Financial Risk Management at Toyota

Abstract: Toyota Motor Corporation (Toyota) is Japan's largest and the world's fourth-largest automobile manufacturer. The company offers well-known car models like Camry, Corona, Corolla and Lexus. Though a late entrant, compared to General Motors and Ford, Toyota has become one of the strongest players in the automobile industry. Toyota has continued to set new benchmarks for providing value to customers more effectively than competitors.

Toyota is exposed to market risk due to changes in currency rates, interest rates and certain commodity and equity prices. In order to manage these risks, Toyota uses various derivative financial instruments. These instruments are in general executed only with creditworthy financial institutions.
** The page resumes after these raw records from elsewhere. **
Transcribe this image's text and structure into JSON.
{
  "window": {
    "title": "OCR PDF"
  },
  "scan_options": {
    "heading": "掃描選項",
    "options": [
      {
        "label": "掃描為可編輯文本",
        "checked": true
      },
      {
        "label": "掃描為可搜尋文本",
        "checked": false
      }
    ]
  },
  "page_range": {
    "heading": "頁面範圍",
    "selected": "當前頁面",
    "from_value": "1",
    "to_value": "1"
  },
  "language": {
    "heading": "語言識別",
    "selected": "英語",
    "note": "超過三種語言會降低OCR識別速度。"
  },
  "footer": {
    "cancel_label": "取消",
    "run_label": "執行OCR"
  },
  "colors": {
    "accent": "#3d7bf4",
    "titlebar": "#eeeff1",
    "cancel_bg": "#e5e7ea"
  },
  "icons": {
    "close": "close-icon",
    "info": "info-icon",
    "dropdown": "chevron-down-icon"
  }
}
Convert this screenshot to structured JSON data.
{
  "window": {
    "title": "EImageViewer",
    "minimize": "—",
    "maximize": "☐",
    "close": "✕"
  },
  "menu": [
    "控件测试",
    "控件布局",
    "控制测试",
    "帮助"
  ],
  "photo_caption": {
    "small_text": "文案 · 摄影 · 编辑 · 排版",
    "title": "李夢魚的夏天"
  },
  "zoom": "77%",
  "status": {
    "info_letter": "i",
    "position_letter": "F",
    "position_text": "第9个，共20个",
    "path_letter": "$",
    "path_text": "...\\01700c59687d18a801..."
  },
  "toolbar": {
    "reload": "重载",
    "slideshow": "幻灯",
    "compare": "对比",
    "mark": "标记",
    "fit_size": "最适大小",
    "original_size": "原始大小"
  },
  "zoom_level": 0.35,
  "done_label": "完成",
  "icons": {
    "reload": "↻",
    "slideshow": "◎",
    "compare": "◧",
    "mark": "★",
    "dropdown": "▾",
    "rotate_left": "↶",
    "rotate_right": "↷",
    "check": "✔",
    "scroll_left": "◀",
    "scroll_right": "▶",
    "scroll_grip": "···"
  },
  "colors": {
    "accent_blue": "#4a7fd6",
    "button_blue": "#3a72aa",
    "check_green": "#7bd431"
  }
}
The case outlines the various financial risks Toyota faces and how the company manages them.

Introduction Toyota Motor Corporation (Toyota), Japan's largest and the world's fourth-largest automobile manufacturer offered well-known car models like Camry, Corona, Corolla, and Lexus.

Though a late entrant, compared to General Motors and Ford, Toyota had become one of the strongest players in the automobile industry.

In an industry, generally considered to be mature in terms of technology, Toyota had continued to set new benchmarks for providing value to customers more effectively than competitors. Toyota had also redefined the rules of the game in various areas – product development, manufacturing, vendor management and human resources management.

A recent Business Week issue had Toyota on the cover with the caption "Can anything stop Toyota?" Background Note Sakichi Toyoda, born in 1868, founded Toyota. He showed little interest in the family's carpentry business. Instead, Toyoda concentrated on improving the handloom machinery used in textile factories. These efforts led to the Toyoda Automatic Loom.

In 1926, Sakichi founded Toyoda Automatic Loom Works (TALW) to make looms. He entrusted his son Kiichiro with the task of using the profits from the textile machinery business to develop a motor car. In 1933, Kiichiro opened an auto department within the loom works and began copying US engine designs.

After Sakichi died in 1930, Kiichiro faced stiff competition from Ford and General Motors, who had set up their manufacturing units in Japan. Family members including brother Risaburo showed little interest in Kiichiro's plans. In spite of these difficulties, the articles of association of the company were amended in 1933 to permit automobile manufacturing... Credit Risk

Toyota used various financial instruments, in the normal course of business. These instruments were in general executed only with creditworthy financial institutions. Virtually all foreign currency contracts were denominated in U.S. dollars, euros and other currencies of major industrialized countries... Market Risk

Toyota was exposed to market risk due to changes in currency rates, interest rates and certain commodity and equity prices. In order to manage these risks, Toyota used various derivative financial instruments... Derivative financial instruments: Accounting & Valuation

Toyota employed derivative financial instruments, including foreign exchange forward contracts, foreign currency options, interest rate swaps, currency swap agreements and interest rate options to manage its exposure to fluctuations in interest rates and foreign exchange rates...